While watching the track competition, I took note of the runners just before their races started. The TV cameras zoomed right in for the close-up shots of their faces. You could see that they were getting into the zone of high performance.
Then came the three commands we are all so familiar with, On Your Marks, Get Set, and Go. It occurred to me that these three steps form a part of the leadership process.
On Your Marks - This first command says to the runner, Get in your lane. Get on your starting spot. This in essence is the leadership property of alignment. Getting into the right place to perform.
Watching the high diving competition, especially the synchronized divers, inspired this blog post. The synchronized pairs were extraordinary. Not only is the high board 3 stories above the pool, but the teams must dive in unison with the utmost precision. Talk about alignment!
Get Set - The second command tells the runner to assume the starting position. This is the leadership property of focus. You can see the intense focus in their bodies and in their faces.
After many of the races, the sportscaster on the scene would interview some of the athletes. I remember one such interview with swimmer Missy Franklin where she was asked how she transforms from the chatty and fun loving girl we see before the races to the intense competitor who wins the gold. Her answer: she focuses.
Go - Then the third command signals the take off. This is the leadership property of execution. Like an arrow shot from a bow, the runners dash from their starting spots, legs, arms, and hearts pumping round the track.
But there is a fourth step, a step that precedes the three above. It's the step that prepared these men and women physically, mentally, and emotionally to compete on the world stage. It's the step I would call Design and it represents the leadership property of planning & preparation. Planning and Preparation includes a great deal, such as goal setting, communicating, training, and building a team. It also includes commitment and perseverance.

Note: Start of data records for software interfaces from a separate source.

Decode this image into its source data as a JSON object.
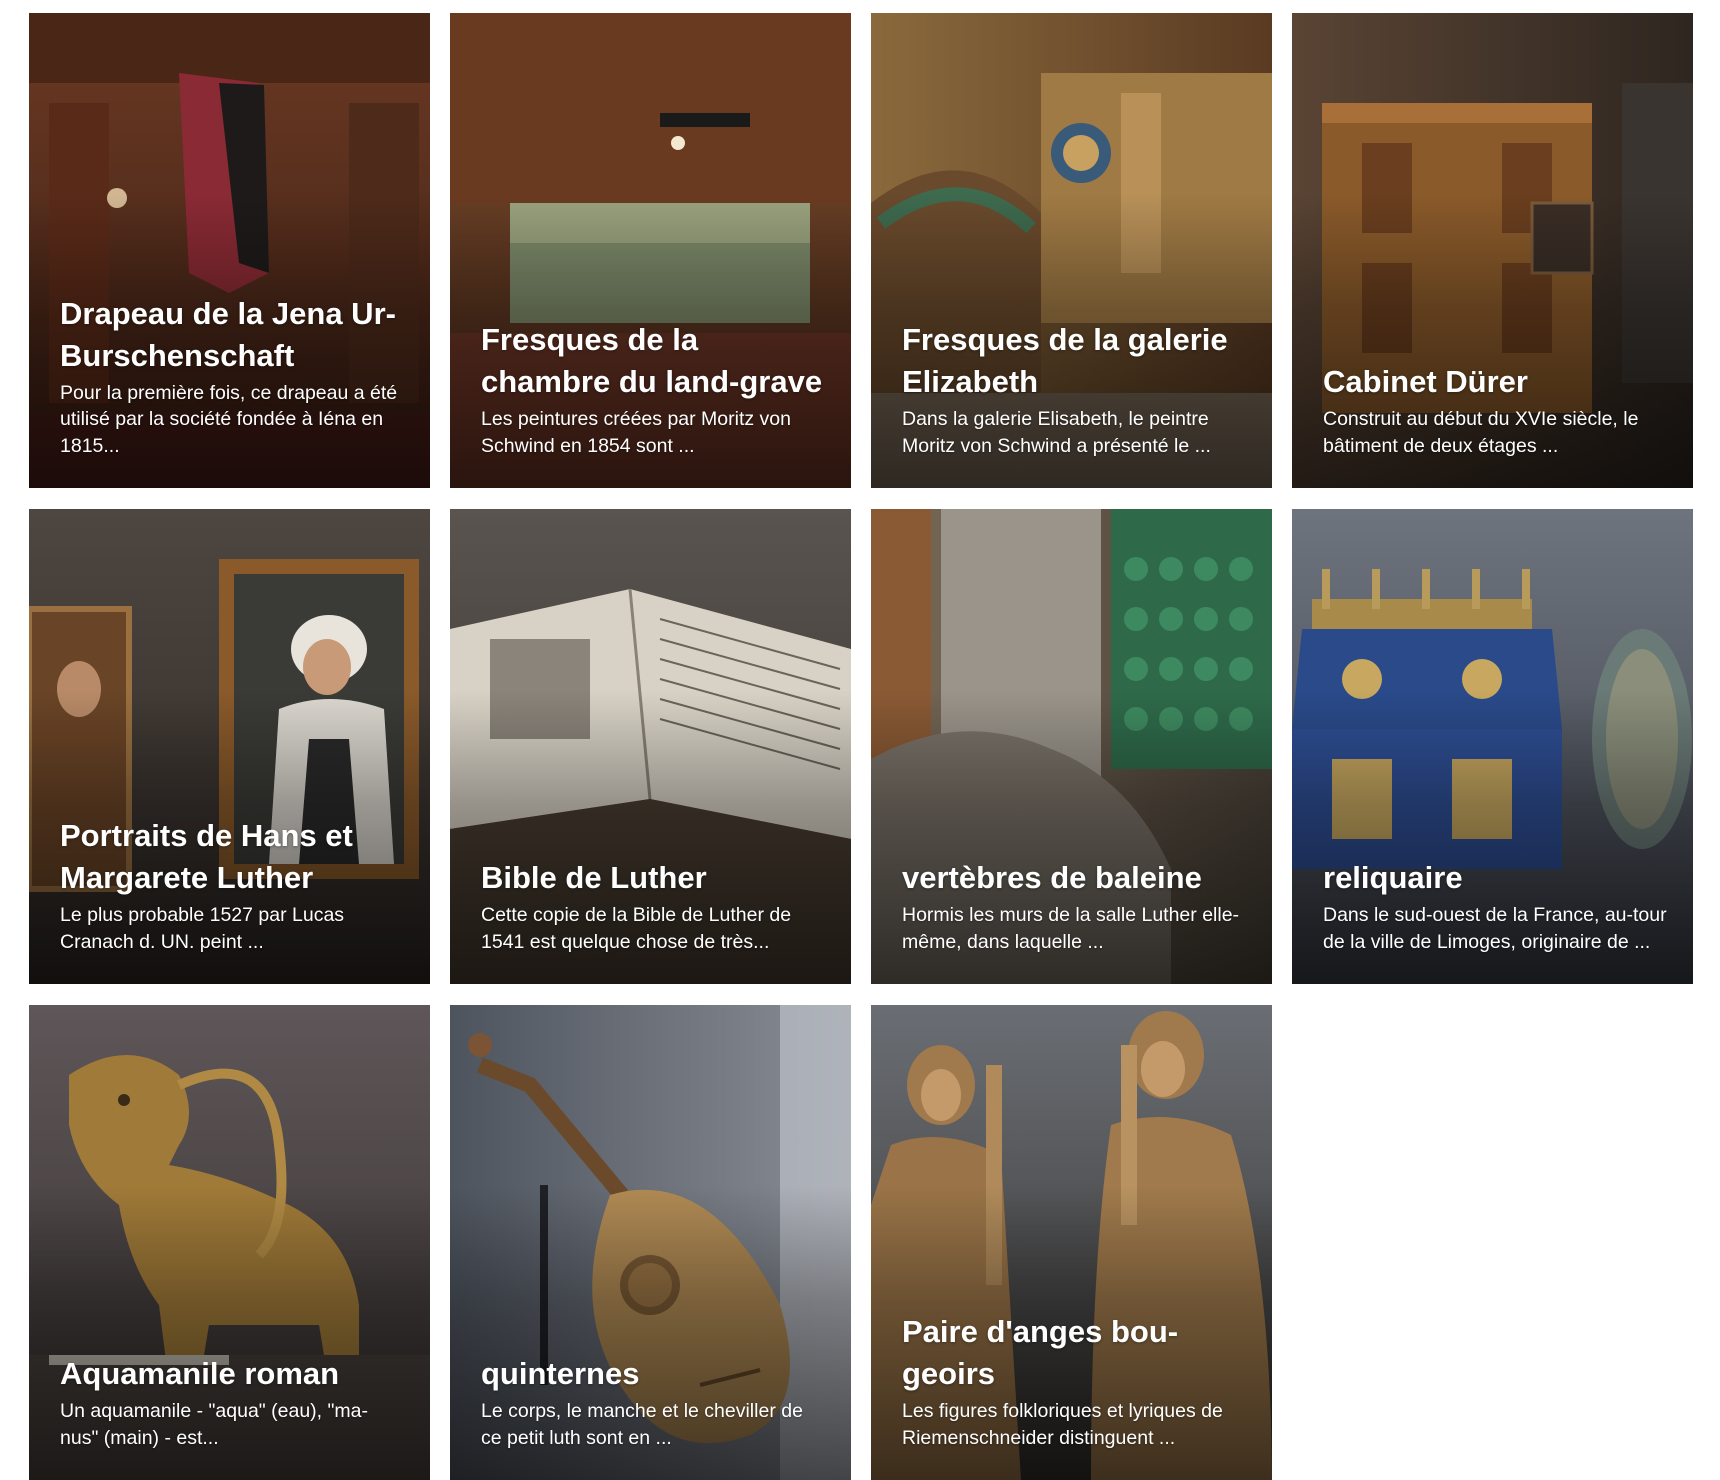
{
  "cards": [
    {
      "title": "Drapeau de la Jena Ur-Burschenschaft",
      "excerpt": "Pour la première fois, ce drapeau a été utilisé par la société fondée à Iéna en 1815...",
      "image": "hall-with-flag",
      "colors": [
        "#6b3a24",
        "#3a1d12"
      ]
    },
    {
      "title": "Fresques de la chambre du land-grave",
      "excerpt": "Les peintures créées par Moritz von Schwind en 1854 sont ...",
      "image": "room-with-fresco",
      "colors": [
        "#7a4a2b",
        "#4a2a1a"
      ]
    },
    {
      "title": "Fresques de la galerie Elizabeth",
      "excerpt": "Dans la galerie Elisabeth, le peintre Moritz von Schwind a présenté le ...",
      "image": "painted-gallery",
      "colors": [
        "#8a6a3c",
        "#5a3a22"
      ]
    },
    {
      "title": "Cabinet Dürer",
      "excerpt": "Construit au début du XVIe siècle, le bâtiment de deux étages ...",
      "image": "wooden-cabinet",
      "colors": [
        "#6b4a2a",
        "#3a2a1e"
      ]
    },
    {
      "title": "Portraits de Hans et Margarete Luther",
      "excerpt": "Le plus probable 1527 par Lucas Cranach d. UN. peint ...",
      "image": "framed-portraits",
      "colors": [
        "#4e4640",
        "#2e2824"
      ]
    },
    {
      "title": "Bible de Luther",
      "excerpt": "Cette copie de la Bible de Luther de 1541 est quelque chose de très...",
      "image": "open-book",
      "colors": [
        "#5a5450",
        "#36302c"
      ]
    },
    {
      "title": "vertèbres de baleine",
      "excerpt": "Hormis les murs de la salle Luther elle-même, dans laquelle ...",
      "image": "whale-vertebra-and-stove",
      "colors": [
        "#6e6254",
        "#3a4a3a"
      ]
    },
    {
      "title": "reliquaire",
      "excerpt": "Dans le sud-ouest de la France, au-tour de la ville de Limoges, originaire de ...",
      "image": "enamel-reliquary",
      "colors": [
        "#5e6470",
        "#3a3e48"
      ]
    },
    {
      "title": "Aquamanile roman",
      "excerpt": "Un aquamanile - \"aqua\" (eau), \"ma-nus\" (main) - est...",
      "image": "bronze-lion",
      "colors": [
        "#5a5254",
        "#36302e"
      ]
    },
    {
      "title": "quinternes",
      "excerpt": "Le corps, le manche et le cheviller de ce petit luth sont en ...",
      "image": "lute",
      "colors": [
        "#5e6470",
        "#33373e"
      ]
    },
    {
      "title": "Paire d'anges bou-geoirs",
      "excerpt": "Les figures folkloriques et lyriques de Riemenschneider distinguent ...",
      "image": "wooden-angels",
      "colors": [
        "#5a5e64",
        "#33302c"
      ]
    }
  ]
}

South African sprinter Oscar Pistorious, one of the most notable competitors of the 2012 games, is a great example of this fourth leadership property. He runs on artificial legs. Born with a severe deformity in both limbs, he had to undergo surgery at a young age which left him without lower legs and feet. Despite this disability, he demonstrated his ability to run! Now known as "the Blade Runner," Pistorius runs on carbon fiber prosthetic legs. And he is among the fastest people on Earth. What an extraordinary example of the human spirit's determination to overcome adversity. And the importance of commitment and perseverance.
It occurred to me that organizational leaders can take a page from these top performers.
Like the high divers, when you ascend the ladder to that diving board, you had better be sure that that is where you want to go. You had better be sure that you have a Plan and have Prepared yourself. That you and your team are well Aligned with a clear goal that all understand. That you are able to Focus when the time comes to bring your "A" game. And that you Execute with excellence for the sake of your customers and your company.
Posted by Terrence Seamon on Wednesday August 15, 2012